- What to do
The entries below should be copied exactly and completely.

*** Extracted information ***

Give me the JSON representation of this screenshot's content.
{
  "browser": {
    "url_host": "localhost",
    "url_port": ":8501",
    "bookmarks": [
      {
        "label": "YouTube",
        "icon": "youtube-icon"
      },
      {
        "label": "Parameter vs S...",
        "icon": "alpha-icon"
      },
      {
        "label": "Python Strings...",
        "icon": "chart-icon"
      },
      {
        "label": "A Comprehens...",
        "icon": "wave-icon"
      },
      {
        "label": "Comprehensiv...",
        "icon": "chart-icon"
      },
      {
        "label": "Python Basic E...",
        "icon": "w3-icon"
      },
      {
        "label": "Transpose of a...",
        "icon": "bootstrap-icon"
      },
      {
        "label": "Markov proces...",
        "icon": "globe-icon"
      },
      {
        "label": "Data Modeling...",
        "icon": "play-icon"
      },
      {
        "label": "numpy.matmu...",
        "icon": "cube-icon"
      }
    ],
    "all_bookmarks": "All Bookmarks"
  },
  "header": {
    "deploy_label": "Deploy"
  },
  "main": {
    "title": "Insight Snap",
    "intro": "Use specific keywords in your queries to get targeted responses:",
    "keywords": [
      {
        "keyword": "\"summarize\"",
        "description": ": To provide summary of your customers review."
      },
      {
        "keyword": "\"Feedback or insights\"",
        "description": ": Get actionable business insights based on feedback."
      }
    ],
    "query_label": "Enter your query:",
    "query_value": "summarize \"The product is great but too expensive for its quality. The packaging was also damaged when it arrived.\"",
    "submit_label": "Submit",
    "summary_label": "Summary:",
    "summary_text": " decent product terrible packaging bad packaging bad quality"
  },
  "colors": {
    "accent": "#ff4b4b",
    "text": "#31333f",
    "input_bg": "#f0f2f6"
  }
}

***

- Output
Give me the JSON representation of this screenshot's content.
{
  "browser": {
    "url_host": "localhost",
    "url_port": ":8501",
    "bookmarks": [
      {
        "label": "YouTube",
        "icon": "youtube-icon"
      },
      {
        "label": "Parameter vs S...",
        "icon": "alpha-icon"
      },
      {
        "label": "Python Strings...",
        "icon": "chart-icon"
      },
      {
        "label": "A Comprehens...",
        "icon": "wave-icon"
      },
      {
        "label": "Comprehensiv...",
        "icon": "chart-icon"
      },
      {
        "label": "Python Basic E...",
        "icon": "w3-icon"
      },
      {
        "label": "Transpose of a...",
        "icon": "bootstrap-icon"
      },
      {
        "label": "Markov proces...",
        "icon": "globe-icon"
      },
      {
        "label": "Data Modeling...",
        "icon": "play-icon"
      },
      {
        "label": "numpy.matmu...",
        "icon": "cube-icon"
      }
    ],
    "all_bookmarks": "All Bookmarks"
  },
  "header": {
    "deploy_label": "Deploy"
  },
  "main": {
    "title": "Insight Snap",
    "intro": "Use specific keywords in your queries to get targeted responses:",
    "keywords": [
      {
        "keyword": "\"summarize\"",
        "description": ": To provide summary of your customers review."
      },
      {
        "keyword": "\"Feedback or insights\"",
        "description": ": Get actionable business insights based on feedback."
      }
    ],
    "query_label": "Enter your query:",
    "query_value": "summarize \"The product is great but too expensive for its quality. The packaging was also damaged when it arrived.\"",
    "submit_label": "Submit",
    "summary_label": "Summary:",
    "summary_text": " decent product terrible packaging bad packaging bad quality"
  },
  "colors": {
    "accent": "#ff4b4b",
    "text": "#31333f",
    "input_bg": "#f0f2f6"
  }
}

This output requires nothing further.